### What the exercise asks
Although the records include pictures, print only the rest, exactly as written.

===== Information

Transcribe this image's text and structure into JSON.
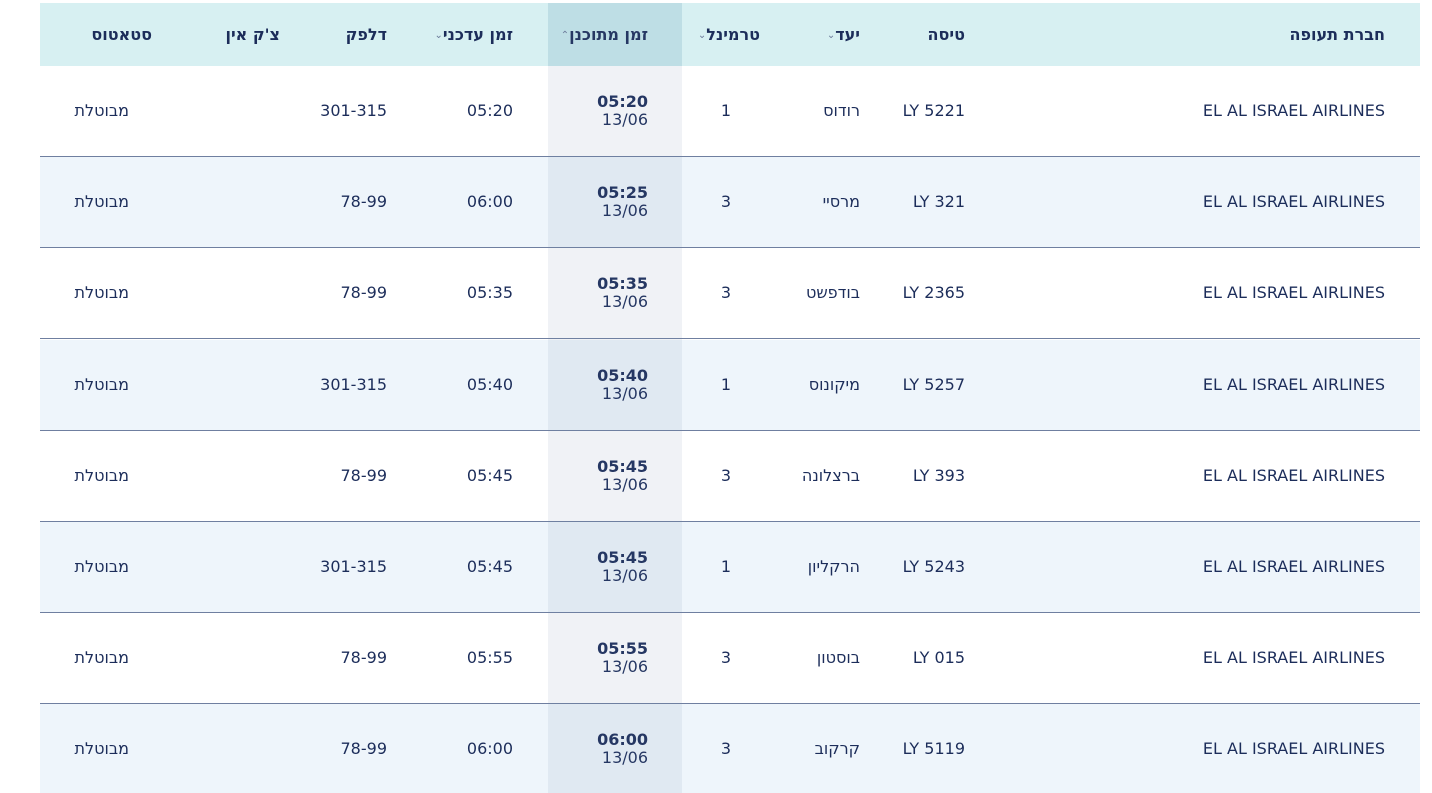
{
  "headers": {
    "airline": "חברת תעופה",
    "flight": "טיסה",
    "destination": "יעד",
    "terminal": "טרמינל",
    "scheduled": "זמן מתוכנן",
    "updated": "זמן עדכני",
    "gate": "דלפק",
    "checkin": "צ'ק אין",
    "status": "סטאטוס"
  },
  "icons": {
    "sort_down": "chevron-down-icon",
    "sort_up": "chevron-up-icon"
  },
  "colors": {
    "header_bg": "#d7f0f2",
    "text": "#1c2d5a",
    "row_alt": "#eef5fb"
  },
  "flights": [
    {
      "airline": "EL AL ISRAEL AIRLINES",
      "flight": "LY 5221",
      "destination": "רודוס",
      "terminal": "1",
      "scheduled_time": "05:20",
      "scheduled_date": "13/06",
      "updated": "05:20",
      "gate": "301-315",
      "checkin": "",
      "status": "מבוטלת"
    },
    {
      "airline": "EL AL ISRAEL AIRLINES",
      "flight": "LY 321",
      "destination": "מרסיי",
      "terminal": "3",
      "scheduled_time": "05:25",
      "scheduled_date": "13/06",
      "updated": "06:00",
      "gate": "78-99",
      "checkin": "",
      "status": "מבוטלת"
    },
    {
      "airline": "EL AL ISRAEL AIRLINES",
      "flight": "LY 2365",
      "destination": "בודפשט",
      "terminal": "3",
      "scheduled_time": "05:35",
      "scheduled_date": "13/06",
      "updated": "05:35",
      "gate": "78-99",
      "checkin": "",
      "status": "מבוטלת"
    },
    {
      "airline": "EL AL ISRAEL AIRLINES",
      "flight": "LY 5257",
      "destination": "מיקונוס",
      "terminal": "1",
      "scheduled_time": "05:40",
      "scheduled_date": "13/06",
      "updated": "05:40",
      "gate": "301-315",
      "checkin": "",
      "status": "מבוטלת"
    },
    {
      "airline": "EL AL ISRAEL AIRLINES",
      "flight": "LY 393",
      "destination": "ברצלונה",
      "terminal": "3",
      "scheduled_time": "05:45",
      "scheduled_date": "13/06",
      "updated": "05:45",
      "gate": "78-99",
      "checkin": "",
      "status": "מבוטלת"
    },
    {
      "airline": "EL AL ISRAEL AIRLINES",
      "flight": "LY 5243",
      "destination": "הרקליון",
      "terminal": "1",
      "scheduled_time": "05:45",
      "scheduled_date": "13/06",
      "updated": "05:45",
      "gate": "301-315",
      "checkin": "",
      "status": "מבוטלת"
    },
    {
      "airline": "EL AL ISRAEL AIRLINES",
      "flight": "LY 015",
      "destination": "בוסטון",
      "terminal": "3",
      "scheduled_time": "05:55",
      "scheduled_date": "13/06",
      "updated": "05:55",
      "gate": "78-99",
      "checkin": "",
      "status": "מבוטלת"
    },
    {
      "airline": "EL AL ISRAEL AIRLINES",
      "flight": "LY 5119",
      "destination": "קרקוב",
      "terminal": "3",
      "scheduled_time": "06:00",
      "scheduled_date": "13/06",
      "updated": "06:00",
      "gate": "78-99",
      "checkin": "",
      "status": "מבוטלת"
    }
  ]
}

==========

### Answer space
Transcribe this image's text and structure into JSON.
{
  "headers": {
    "airline": "חברת תעופה",
    "flight": "טיסה",
    "destination": "יעד",
    "terminal": "טרמינל",
    "scheduled": "זמן מתוכנן",
    "updated": "זמן עדכני",
    "gate": "דלפק",
    "checkin": "צ'ק אין",
    "status": "סטאטוס"
  },
  "icons": {
    "sort_down": "chevron-down-icon",
    "sort_up": "chevron-up-icon"
  },
  "colors": {
    "header_bg": "#d7f0f2",
    "text": "#1c2d5a",
    "row_alt": "#eef5fb"
  },
  "flights": [
    {
      "airline": "EL AL ISRAEL AIRLINES",
      "flight": "LY 5221",
      "destination": "רודוס",
      "terminal": "1",
      "scheduled_time": "05:20",
      "scheduled_date": "13/06",
      "updated": "05:20",
      "gate": "301-315",
      "checkin": "",
      "status": "מבוטלת"
    },
    {
      "airline": "EL AL ISRAEL AIRLINES",
      "flight": "LY 321",
      "destination": "מרסיי",
      "terminal": "3",
      "scheduled_time": "05:25",
      "scheduled_date": "13/06",
      "updated": "06:00",
      "gate": "78-99",
      "checkin": "",
      "status": "מבוטלת"
    },
    {
      "airline": "EL AL ISRAEL AIRLINES",
      "flight": "LY 2365",
      "destination": "בודפשט",
      "terminal": "3",
      "scheduled_time": "05:35",
      "scheduled_date": "13/06",
      "updated": "05:35",
      "gate": "78-99",
      "checkin": "",
      "status": "מבוטלת"
    },
    {
      "airline": "EL AL ISRAEL AIRLINES",
      "flight": "LY 5257",
      "destination": "מיקונוס",
      "terminal": "1",
      "scheduled_time": "05:40",
      "scheduled_date": "13/06",
      "updated": "05:40",
      "gate": "301-315",
      "checkin": "",
      "status": "מבוטלת"
    },
    {
      "airline": "EL AL ISRAEL AIRLINES",
      "flight": "LY 393",
      "destination": "ברצלונה",
      "terminal": "3",
      "scheduled_time": "05:45",
      "scheduled_date": "13/06",
      "updated": "05:45",
      "gate": "78-99",
      "checkin": "",
      "status": "מבוטלת"
    },
    {
      "airline": "EL AL ISRAEL AIRLINES",
      "flight": "LY 5243",
      "destination": "הרקליון",
      "terminal": "1",
      "scheduled_time": "05:45",
      "scheduled_date": "13/06",
      "updated": "05:45",
      "gate": "301-315",
      "checkin": "",
      "status": "מבוטלת"
    },
    {
      "airline": "EL AL ISRAEL AIRLINES",
      "flight": "LY 015",
      "destination": "בוסטון",
      "terminal": "3",
      "scheduled_time": "05:55",
      "scheduled_date": "13/06",
      "updated": "05:55",
      "gate": "78-99",
      "checkin": "",
      "status": "מבוטלת"
    },
    {
      "airline": "EL AL ISRAEL AIRLINES",
      "flight": "LY 5119",
      "destination": "קרקוב",
      "terminal": "3",
      "scheduled_time": "06:00",
      "scheduled_date": "13/06",
      "updated": "06:00",
      "gate": "78-99",
      "checkin": "",
      "status": "מבוטלת"
    }
  ]
}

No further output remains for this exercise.